The Aleppo Ensemble is a New York-based group devoted to performing and preserving the rich heritage of wasla music, song, poetry, and dance from Aleppo. The group's mission has been made all the more urgent in recent years with the physical and cultural destruction of Aleppo, long the cultural capital of Syria where Muslim, Christian, and Jewish traditions came together. Through their work, they strive to reach Syrian refugees as well as Syrian Americans whose history in the U.S. goes back over a hundred years, two groups that share the fear that they are witnessing the destruction of their homeland. The Aleppo Ensemble's music and story is a timely reminder that cultural traditions are often deeply held across time and place, often in spite of historic humanitarian crises.
The wasla is a musical suite that is the focal point for evening gatherings devoted to traditional Arab classical music. Dating back hundreds of years, the Aleppian wasla is heard at both Sufi religious events and secular performances. Based on various Syrian and Arabic maqams (modes), the wasla includes both improvised and composed instrumental and vocal pieces.
Aleppo Ensemble founder and oud virtuoso Mohamed Alsiadi grew up in a music-loving Sufi household in Syria. Living through the civil war that ravaged the country from 1979 to 1982 made him realize the need to preserve the legacy of Aleppian waslas. After that war concluded his mother found a box of wasla cassettes that he came to treasure. Alsiadi spent eight years studying with oud master Nadim Al Darwish, the son of Ali Al Darwish, an early 20th century musician and scholar who has been called one of Aleppo's most famous musical sons. Alsiadi began collecting and transcribing waslas from Syrian musicians and radio stations while also launching an accomplished career as a performer and academic.

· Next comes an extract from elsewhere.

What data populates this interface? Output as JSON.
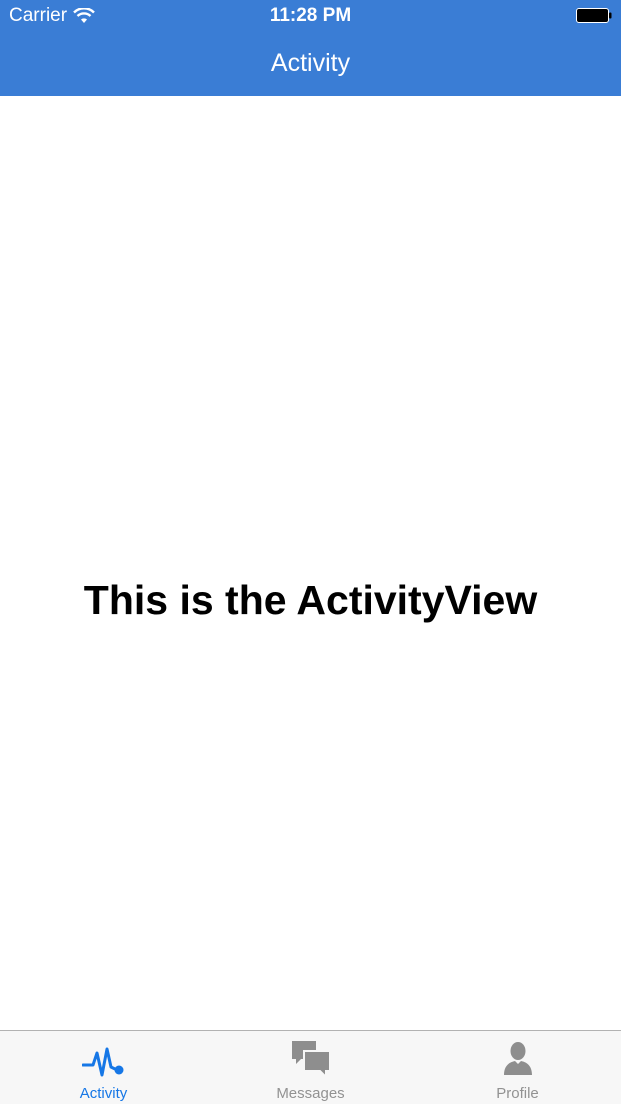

In 1996 Alsiadi moved to the United States, where he is now on the faculties at both Fordham and Rutgers. He co-founded the Aleppo Ensemble with percussionist A. P. Joseph, whose grandparents immigrated from Syria to the United States. The ensemble also includes vocalists Faraj Abyad and Sumar Frejat, as well as Yasser Abu Mustafa on violin, Zafer Tawil on qanun (a plucked zither shaped like a trapezoid), and Nazier Massri on daf (frame drum) and riq (tambourine). At special events like weddings the ensemble is joined by whirling dervishes. A mystical Sufi dance traced to the 12th century, dervishes recite the devotional Islamic prayer known as a dhikr, and dance and twirl into what has been described as an ecstatic state of trance.''The idea is that there's nobody mediating between you and God, so you can twirl and transcend your way to God,'' says Alsiadi. Two whirling dervishes, Adnan Tarakji and Yasser Darwish, will join the Aleppo Ensemble in Richmond''.
As the city and culture of Aleppo are once again suffering from the devastating effects of civil war, Alsiadi has brought its music to venues as prestigious as Carnegie Hall, where he has performed with his collaborator, the pianist and composer Malek Jandali. But also part of his mission is posting videos of waslas on YouTube where Syrian refugees around the world can see them. ''Wasla is one of the few things they cannot destroy'' says Alsiadi, ''because you cannot shoot music. You cannot kill music. Words sway thoughts, music moves hearts, and together they can spur action and affect the course of history.''